Dr. Daniel Tight, Modern and Classical Languages Department, College of Arts and Sciences, gave a presentation with Mary-Catherine Schmidt ’15 titled “Characteristics of Low-Stakes Spanish Writing in the Computer Classroom” on July 19 at the annual conference of the American Association of Teachers of Spanish and Portuguese in Denver, Colorado.

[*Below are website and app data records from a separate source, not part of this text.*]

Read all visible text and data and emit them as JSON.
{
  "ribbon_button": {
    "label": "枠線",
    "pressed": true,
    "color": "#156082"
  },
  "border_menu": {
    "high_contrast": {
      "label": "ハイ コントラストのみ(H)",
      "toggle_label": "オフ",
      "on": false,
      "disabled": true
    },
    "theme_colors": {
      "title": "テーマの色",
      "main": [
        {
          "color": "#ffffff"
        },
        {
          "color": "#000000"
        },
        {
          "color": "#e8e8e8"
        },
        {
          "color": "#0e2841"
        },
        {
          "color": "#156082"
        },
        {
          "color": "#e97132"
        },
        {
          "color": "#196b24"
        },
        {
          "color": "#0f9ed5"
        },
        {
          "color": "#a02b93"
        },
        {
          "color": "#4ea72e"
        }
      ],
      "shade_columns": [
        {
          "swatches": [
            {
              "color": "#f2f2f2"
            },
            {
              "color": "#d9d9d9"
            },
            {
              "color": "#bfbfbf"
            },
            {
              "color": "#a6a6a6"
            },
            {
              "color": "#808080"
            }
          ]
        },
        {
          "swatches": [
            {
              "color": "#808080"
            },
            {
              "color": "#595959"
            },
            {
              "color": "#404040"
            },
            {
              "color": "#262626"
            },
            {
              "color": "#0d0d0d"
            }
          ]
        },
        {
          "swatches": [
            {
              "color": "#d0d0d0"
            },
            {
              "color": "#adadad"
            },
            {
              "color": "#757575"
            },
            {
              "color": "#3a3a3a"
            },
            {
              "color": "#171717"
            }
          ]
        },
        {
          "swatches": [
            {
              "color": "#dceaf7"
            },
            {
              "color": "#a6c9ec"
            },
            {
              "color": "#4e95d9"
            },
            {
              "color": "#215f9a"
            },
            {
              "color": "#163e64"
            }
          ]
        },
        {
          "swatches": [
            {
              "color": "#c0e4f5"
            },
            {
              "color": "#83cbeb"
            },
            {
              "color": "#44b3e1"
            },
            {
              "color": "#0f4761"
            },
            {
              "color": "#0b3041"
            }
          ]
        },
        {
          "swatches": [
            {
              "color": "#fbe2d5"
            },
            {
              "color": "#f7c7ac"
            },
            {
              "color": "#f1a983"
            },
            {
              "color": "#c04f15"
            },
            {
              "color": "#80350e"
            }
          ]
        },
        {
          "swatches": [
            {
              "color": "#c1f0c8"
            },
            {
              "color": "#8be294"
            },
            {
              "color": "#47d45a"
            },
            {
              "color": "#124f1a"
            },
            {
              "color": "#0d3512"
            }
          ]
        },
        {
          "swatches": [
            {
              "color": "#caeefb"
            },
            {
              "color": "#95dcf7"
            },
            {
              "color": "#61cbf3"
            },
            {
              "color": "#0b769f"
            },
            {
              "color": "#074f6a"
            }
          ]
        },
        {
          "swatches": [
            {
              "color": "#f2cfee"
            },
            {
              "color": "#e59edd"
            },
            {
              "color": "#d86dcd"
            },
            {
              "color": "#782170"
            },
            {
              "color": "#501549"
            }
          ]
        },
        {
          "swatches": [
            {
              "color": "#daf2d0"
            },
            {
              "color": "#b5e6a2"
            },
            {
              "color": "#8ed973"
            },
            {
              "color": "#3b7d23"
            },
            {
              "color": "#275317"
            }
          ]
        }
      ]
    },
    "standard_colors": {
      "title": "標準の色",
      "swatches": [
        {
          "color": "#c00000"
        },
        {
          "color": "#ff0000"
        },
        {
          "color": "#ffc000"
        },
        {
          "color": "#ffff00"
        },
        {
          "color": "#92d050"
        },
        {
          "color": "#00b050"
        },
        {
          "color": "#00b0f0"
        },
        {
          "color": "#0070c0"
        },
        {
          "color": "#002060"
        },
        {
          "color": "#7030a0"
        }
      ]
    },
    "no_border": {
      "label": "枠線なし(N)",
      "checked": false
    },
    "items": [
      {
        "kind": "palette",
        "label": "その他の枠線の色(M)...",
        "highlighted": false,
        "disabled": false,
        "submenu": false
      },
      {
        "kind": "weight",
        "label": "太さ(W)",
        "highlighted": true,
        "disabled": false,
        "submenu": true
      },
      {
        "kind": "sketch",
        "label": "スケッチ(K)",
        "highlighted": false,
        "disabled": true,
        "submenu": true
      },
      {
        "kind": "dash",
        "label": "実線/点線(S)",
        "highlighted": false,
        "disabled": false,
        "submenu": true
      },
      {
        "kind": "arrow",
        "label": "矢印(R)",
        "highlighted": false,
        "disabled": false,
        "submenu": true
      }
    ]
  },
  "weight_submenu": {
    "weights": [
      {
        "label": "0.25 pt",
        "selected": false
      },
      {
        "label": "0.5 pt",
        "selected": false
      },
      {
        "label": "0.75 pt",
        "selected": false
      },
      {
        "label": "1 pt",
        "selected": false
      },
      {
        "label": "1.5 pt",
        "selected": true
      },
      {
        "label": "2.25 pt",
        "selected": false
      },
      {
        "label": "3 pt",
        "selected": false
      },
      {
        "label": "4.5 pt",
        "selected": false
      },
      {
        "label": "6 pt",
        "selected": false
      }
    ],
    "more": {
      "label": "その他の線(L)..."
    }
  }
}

Dr. Meg Wilkes Karraker, Sociology and Criminal Justice Department, College of Arts and Sciences, and Family Business Center Fellow, attended and participated in activities of Alpha Kappa Delta (the international sociology honor society, of which she is president emerita) and the American Sociological Association’s Department Resources Group, which assists sociology departments with program review, curricular development, assessment, department retreats and teaching workshops. Priscila Barron Sanchez, a senior sociology major also participated in the ASA’s Honors Program in Chicago in August. This highly selective program “provides (exceptional sociology students from throughout the country) a rich introduction to the professional life of the discipline.” Sanchez presented “Compromising Law: A Pilot Study of Attorney Attitudes on Immigration Legislation,” a paper based on her research as a University of St. Thomas Excel! Scholar. On a separate occasion, Wilkes Karraker presented “Caregiving for Children in the New Austerity on ‘Pleasant Avenue’: Findings from ‘Middle Class in Middle America: Families, Neighbors and a Good Society’” at the Austerity, Gender and Household Finances Conference held at the University of Kent, Canterbury, England.
Father Kevin Zilverberg, Saint Paul Seminary School of Divinity, gave a series of three lectures in Latin at the annual conference of the Family of St. Jerome, held July 27-Aug. 1 at Vallombrosa Center, Menlo Park, California. The first two presentations treated the translation of Hebrew vocabulary and verbal sequences in the Neo-Vulgate edition of the Bible, while the third lecture presented the life of newly canonized St. Mary of Jesus Crucified. Zilverberg also served on the staff of the annual Latin immersion conference of the Veterum Sapientia Institute, held Aug. 2-8, in Washington, D.C. This conference for priests and seminarians was co-sponsored by the Department of Greek and Latin of Catholic University of America as well as Ivy Hall International Institute for Culture. Zilverberg lectured on the character of biblical Latin and spoke daily with small groups to help them understand ancient and modern Latin texts.